→ **Task instructions**: On every line of the listing, check for "JSON"; copy the lines that have it.

-------- Provided data --------

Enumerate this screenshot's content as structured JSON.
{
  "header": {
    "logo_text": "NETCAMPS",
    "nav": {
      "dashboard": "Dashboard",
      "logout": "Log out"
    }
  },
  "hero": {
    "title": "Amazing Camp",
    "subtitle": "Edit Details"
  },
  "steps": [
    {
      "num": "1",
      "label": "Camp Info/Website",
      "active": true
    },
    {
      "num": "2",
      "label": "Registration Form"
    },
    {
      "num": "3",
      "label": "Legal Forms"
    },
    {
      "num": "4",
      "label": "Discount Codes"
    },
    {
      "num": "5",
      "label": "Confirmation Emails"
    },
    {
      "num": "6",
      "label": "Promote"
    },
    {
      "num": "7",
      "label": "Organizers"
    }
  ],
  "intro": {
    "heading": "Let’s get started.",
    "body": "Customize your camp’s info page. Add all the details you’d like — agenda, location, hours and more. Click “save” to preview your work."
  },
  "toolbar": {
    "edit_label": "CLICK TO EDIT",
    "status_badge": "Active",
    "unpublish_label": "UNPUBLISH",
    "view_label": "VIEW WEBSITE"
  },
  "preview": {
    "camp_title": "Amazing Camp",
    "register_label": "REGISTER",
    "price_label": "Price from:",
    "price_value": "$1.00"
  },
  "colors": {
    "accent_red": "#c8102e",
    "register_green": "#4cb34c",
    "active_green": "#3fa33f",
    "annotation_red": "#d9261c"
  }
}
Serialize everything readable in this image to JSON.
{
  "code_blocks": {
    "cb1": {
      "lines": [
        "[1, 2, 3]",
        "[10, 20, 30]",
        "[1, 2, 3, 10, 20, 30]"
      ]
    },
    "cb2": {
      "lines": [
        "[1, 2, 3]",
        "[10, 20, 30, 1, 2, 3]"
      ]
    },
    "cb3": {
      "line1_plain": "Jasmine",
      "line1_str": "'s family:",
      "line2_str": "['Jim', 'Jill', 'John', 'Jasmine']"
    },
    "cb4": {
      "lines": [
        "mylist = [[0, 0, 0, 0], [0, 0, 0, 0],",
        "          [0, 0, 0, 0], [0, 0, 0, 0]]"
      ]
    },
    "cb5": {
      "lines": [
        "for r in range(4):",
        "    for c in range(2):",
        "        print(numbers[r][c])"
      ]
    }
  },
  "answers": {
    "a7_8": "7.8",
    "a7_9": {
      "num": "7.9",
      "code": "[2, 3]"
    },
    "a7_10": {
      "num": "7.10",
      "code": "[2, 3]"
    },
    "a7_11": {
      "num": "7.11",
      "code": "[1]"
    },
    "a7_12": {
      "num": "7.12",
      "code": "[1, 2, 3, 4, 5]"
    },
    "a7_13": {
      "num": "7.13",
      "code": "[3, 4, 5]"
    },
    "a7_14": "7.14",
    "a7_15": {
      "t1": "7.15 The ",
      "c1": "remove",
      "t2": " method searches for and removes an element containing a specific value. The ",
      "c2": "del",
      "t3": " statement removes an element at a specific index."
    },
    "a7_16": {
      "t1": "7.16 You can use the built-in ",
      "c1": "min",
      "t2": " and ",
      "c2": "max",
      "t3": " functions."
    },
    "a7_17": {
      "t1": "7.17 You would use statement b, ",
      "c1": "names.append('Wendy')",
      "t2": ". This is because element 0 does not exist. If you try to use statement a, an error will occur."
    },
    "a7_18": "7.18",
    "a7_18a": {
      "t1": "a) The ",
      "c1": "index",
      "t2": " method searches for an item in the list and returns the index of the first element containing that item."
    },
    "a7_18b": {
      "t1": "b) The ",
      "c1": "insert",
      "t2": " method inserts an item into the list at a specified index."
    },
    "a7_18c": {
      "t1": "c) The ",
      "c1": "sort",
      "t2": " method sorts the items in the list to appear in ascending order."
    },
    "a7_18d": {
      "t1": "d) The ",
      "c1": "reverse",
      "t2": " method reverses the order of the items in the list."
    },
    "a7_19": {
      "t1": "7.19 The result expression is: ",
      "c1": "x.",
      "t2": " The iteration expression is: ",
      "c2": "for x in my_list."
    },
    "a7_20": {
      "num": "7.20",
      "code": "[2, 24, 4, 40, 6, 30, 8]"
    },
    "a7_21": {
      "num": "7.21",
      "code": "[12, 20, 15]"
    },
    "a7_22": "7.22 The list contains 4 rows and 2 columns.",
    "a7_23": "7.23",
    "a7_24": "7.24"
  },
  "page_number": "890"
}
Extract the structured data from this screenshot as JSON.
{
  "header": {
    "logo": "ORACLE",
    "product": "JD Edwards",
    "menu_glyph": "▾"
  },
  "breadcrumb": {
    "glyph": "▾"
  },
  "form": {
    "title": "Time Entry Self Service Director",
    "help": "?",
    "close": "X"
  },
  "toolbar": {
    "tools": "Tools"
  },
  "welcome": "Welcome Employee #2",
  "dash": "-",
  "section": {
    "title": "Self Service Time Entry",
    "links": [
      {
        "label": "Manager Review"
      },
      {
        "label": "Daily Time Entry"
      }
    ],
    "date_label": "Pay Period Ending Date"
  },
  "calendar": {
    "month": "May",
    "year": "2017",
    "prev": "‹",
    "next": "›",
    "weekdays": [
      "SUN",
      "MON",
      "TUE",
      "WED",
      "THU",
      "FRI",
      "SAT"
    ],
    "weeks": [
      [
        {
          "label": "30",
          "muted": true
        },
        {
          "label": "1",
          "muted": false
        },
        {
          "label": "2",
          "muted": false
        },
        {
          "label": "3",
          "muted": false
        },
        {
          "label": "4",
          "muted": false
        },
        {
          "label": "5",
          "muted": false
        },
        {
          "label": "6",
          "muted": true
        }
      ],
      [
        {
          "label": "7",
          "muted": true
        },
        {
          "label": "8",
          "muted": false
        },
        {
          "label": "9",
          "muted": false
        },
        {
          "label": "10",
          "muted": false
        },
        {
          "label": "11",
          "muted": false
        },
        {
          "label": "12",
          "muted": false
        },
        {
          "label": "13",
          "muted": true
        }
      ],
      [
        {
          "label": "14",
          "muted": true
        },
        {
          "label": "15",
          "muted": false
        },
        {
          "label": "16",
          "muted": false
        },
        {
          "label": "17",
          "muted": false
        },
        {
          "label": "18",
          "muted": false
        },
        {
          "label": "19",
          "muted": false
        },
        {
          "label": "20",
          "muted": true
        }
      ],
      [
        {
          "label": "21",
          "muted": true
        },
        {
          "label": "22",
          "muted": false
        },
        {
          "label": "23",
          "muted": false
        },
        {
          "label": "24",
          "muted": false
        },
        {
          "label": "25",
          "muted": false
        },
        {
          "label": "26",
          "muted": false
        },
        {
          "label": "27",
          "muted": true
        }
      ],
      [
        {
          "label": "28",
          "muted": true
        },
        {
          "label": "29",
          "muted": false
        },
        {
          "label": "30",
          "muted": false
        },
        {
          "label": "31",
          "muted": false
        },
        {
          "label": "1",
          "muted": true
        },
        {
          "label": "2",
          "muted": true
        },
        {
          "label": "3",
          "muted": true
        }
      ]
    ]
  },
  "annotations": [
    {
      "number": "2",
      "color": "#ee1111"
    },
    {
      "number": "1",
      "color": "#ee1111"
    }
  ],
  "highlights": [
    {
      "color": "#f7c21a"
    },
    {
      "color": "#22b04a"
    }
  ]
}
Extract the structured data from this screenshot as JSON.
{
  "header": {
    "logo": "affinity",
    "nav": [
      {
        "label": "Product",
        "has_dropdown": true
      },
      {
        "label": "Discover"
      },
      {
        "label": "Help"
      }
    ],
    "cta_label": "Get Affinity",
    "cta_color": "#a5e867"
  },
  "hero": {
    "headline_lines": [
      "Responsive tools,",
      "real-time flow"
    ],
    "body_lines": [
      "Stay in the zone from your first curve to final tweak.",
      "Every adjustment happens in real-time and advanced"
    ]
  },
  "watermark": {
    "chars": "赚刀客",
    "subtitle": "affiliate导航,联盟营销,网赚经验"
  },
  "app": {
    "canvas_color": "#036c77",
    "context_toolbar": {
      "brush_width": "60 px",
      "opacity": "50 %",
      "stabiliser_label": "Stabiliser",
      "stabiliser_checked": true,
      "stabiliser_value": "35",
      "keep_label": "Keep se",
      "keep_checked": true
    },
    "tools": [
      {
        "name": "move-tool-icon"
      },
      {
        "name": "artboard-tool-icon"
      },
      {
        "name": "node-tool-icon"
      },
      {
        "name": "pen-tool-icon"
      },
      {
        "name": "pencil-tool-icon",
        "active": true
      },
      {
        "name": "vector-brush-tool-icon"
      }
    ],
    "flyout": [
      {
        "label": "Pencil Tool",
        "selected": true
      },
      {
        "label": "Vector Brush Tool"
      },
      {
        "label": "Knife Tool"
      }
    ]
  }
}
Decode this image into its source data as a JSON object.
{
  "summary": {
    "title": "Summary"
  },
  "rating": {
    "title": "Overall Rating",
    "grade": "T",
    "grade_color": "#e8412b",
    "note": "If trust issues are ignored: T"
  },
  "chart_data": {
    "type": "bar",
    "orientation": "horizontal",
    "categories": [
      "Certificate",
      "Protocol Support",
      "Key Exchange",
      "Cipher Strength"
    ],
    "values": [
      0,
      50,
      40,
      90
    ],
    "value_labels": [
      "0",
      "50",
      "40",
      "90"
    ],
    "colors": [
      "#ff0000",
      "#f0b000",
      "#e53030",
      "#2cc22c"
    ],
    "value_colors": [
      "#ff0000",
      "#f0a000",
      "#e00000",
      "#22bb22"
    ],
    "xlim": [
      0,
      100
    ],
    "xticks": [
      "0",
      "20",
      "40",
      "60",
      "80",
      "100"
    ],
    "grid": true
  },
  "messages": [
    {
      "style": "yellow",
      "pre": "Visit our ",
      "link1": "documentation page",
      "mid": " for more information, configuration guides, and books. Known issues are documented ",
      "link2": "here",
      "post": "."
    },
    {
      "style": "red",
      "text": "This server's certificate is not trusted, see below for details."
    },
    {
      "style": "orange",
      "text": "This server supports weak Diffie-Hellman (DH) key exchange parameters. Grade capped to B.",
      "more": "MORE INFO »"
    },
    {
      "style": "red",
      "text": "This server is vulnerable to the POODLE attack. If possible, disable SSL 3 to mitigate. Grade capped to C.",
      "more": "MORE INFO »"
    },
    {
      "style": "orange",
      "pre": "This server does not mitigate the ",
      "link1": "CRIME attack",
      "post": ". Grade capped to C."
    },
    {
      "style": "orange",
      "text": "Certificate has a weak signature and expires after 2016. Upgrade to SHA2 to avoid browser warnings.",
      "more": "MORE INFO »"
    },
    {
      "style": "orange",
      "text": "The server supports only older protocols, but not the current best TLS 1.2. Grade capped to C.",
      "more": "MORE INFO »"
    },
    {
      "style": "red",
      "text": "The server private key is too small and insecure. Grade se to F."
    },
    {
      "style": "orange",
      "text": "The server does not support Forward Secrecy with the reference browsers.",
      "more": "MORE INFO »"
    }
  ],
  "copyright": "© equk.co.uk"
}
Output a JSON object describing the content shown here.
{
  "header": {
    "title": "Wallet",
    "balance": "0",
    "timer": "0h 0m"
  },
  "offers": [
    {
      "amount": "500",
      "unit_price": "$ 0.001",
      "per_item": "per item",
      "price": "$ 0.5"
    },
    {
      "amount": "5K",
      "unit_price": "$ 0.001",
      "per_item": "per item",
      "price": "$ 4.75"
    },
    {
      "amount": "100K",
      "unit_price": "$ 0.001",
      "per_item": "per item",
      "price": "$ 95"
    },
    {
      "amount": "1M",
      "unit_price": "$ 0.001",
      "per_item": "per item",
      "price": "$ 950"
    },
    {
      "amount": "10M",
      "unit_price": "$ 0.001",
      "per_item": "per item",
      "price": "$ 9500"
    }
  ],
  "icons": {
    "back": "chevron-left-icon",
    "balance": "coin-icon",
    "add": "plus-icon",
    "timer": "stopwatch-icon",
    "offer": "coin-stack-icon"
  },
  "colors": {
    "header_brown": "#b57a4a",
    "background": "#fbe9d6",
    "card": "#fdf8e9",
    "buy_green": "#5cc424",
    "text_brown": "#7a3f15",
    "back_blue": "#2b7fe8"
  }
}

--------

→ **Written answer**:
Enumerate this screenshot's content as structured JSON.
Serialize everything readable in this image to JSON.
Extract the structured data from this screenshot as JSON.
Extract the structured data from this screenshot as JSON.
Decode this image into its source data as a JSON object.
Output a JSON object describing the content shown here.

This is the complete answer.